16. Cervical cancer cells.
Cervical cancer is caused by the abnormal growth of cells in the cervix. These cells usually form malignant tumours in the cervix and have the ability to migrate or spread to other parts of the body.
Up close, cancerous cell division inside the cervix looks like this:
17. Mushroom spores.
Mushrooms are spore-bearing; meaning they have tiny reproductive cells that allow the fungus to replicate and grow. Spores can be used to identify whether or not a mushroom is edible, and as such are important in the study and consumption of the fungus. These oval-shaped nuggets are the spores on the surface of a mushroom, magnified and seen through an electron microscope.(source)
18. Bread mold.
Bread is perfect for supporting mold growth due to its moistness and ingredients. Mold spores, in fact, are everywhere in the air around us, and it does not take much effort for one of these to settle on bread and reproduce. Mold multiplies like crazy; it can double in size in as little time as an hour. This extraterrestrial plant form is actually the fruiting head of a mold spore on bread.(source)
19. Snail shell.
A snail’s shell has three major layers: the periostracum, the ostracum, and the smooth innermost layer contained in the snail’s body. This is a magnified image of a snail’s periostracum, the hard outermost layer that gives the shell most of its colouring and protects the softer layers from damage due to its abrasion-resistant properties.(source)
20. Spider silk glands.

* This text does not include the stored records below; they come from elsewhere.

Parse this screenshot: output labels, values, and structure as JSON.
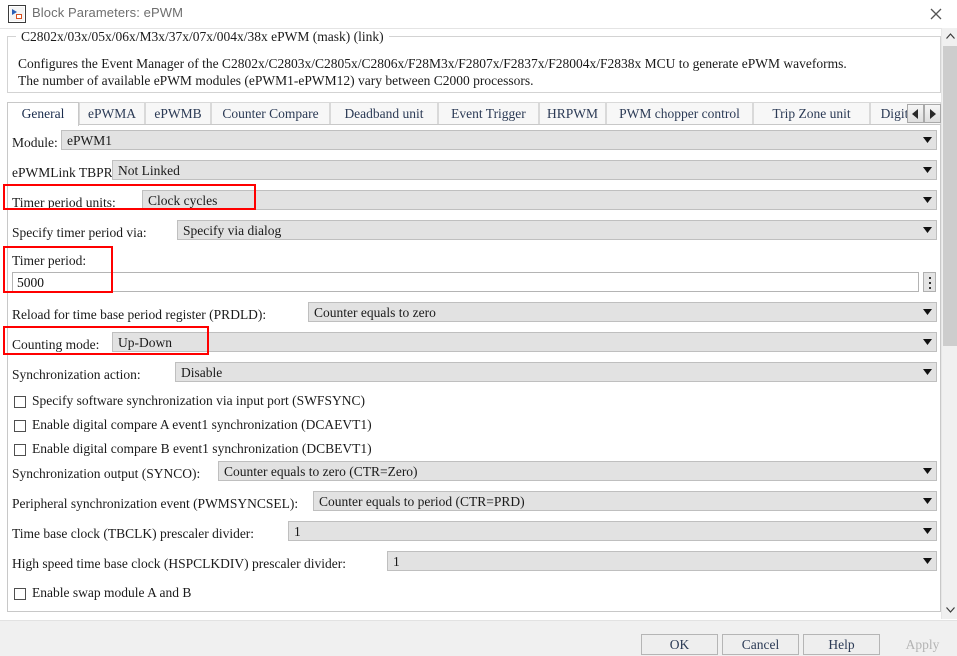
{
  "window": {
    "title": "Block Parameters: ePWM",
    "icon": "block-parameters-icon",
    "close_icon": "close-icon"
  },
  "description": {
    "legend": "C2802x/03x/05x/06x/M3x/37x/07x/004x/38x ePWM (mask) (link)",
    "body": "Configures the Event Manager of the C2802x/C2803x/C2805x/C2806x/F28M3x/F2807x/F2837x/F28004x/F2838x MCU to generate ePWM waveforms.\nThe number of available ePWM modules (ePWM1-ePWM12) vary between C2000 processors."
  },
  "tabs": [
    {
      "label": "General",
      "active": true
    },
    {
      "label": "ePWMA",
      "active": false
    },
    {
      "label": "ePWMB",
      "active": false
    },
    {
      "label": "Counter Compare",
      "active": false
    },
    {
      "label": "Deadband unit",
      "active": false
    },
    {
      "label": "Event Trigger",
      "active": false
    },
    {
      "label": "HRPWM",
      "active": false
    },
    {
      "label": "PWM chopper control",
      "active": false
    },
    {
      "label": "Trip Zone unit",
      "active": false
    },
    {
      "label": "Digital C",
      "active": false
    }
  ],
  "tab_scroll": {
    "left_icon": "chevron-left-icon",
    "right_icon": "chevron-right-icon"
  },
  "form": {
    "module": {
      "label": "Module:",
      "value": "ePWM1"
    },
    "epwmlink_tbprd": {
      "label": "ePWMLink TBPRD",
      "value": "Not Linked"
    },
    "timer_period_units": {
      "label": "Timer period units:",
      "value": "Clock cycles",
      "highlighted": true
    },
    "specify_timer_period_via": {
      "label": "Specify timer period via:",
      "value": "Specify via dialog"
    },
    "timer_period": {
      "label": "Timer period:",
      "value": "5000",
      "highlighted": true,
      "spinner_icon": "vertical-dots-icon"
    },
    "prdld": {
      "label": "Reload for time base period register (PRDLD):",
      "value": "Counter equals to zero"
    },
    "counting_mode": {
      "label": "Counting mode:",
      "value": "Up-Down",
      "highlighted": true
    },
    "sync_action": {
      "label": "Synchronization action:",
      "value": "Disable"
    },
    "swfsync": {
      "label": "Specify software synchronization via input port (SWFSYNC)",
      "checked": false
    },
    "dcaevt1": {
      "label": "Enable digital compare A event1 synchronization (DCAEVT1)",
      "checked": false
    },
    "dcbevt1": {
      "label": "Enable digital compare B event1 synchronization (DCBEVT1)",
      "checked": false
    },
    "synco": {
      "label": "Synchronization output (SYNCO):",
      "value": "Counter equals to zero (CTR=Zero)"
    },
    "pwmsyncsel": {
      "label": "Peripheral synchronization event (PWMSYNCSEL):",
      "value": "Counter equals to period (CTR=PRD)"
    },
    "tbclk": {
      "label": "Time base clock (TBCLK) prescaler divider:",
      "value": "1"
    },
    "hspclkdiv": {
      "label": "High speed time base clock (HSPCLKDIV) prescaler divider:",
      "value": "1"
    },
    "swap_modules": {
      "label": "Enable swap module A and B",
      "checked": false
    }
  },
  "buttons": {
    "ok": "OK",
    "cancel": "Cancel",
    "help": "Help",
    "apply": "Apply",
    "apply_disabled": true
  },
  "colors": {
    "highlight": "#ff0000",
    "combo_bg": "#e2e2e2",
    "tab_text": "#2b3a55"
  }
}
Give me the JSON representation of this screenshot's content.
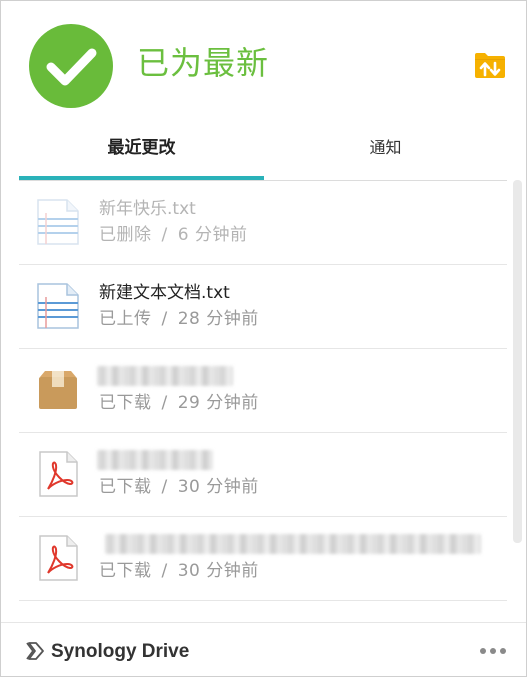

The silk produced by spiders is a type of protein fibre that they use to trap prey, escape predators and build nests for their offspring. A single silk gland, as seen in this magnified image, contains spinnerets; tubule-like structures from where silk is shot out. Depending on the species, spiders may have two to eight spinneret pairs.(source)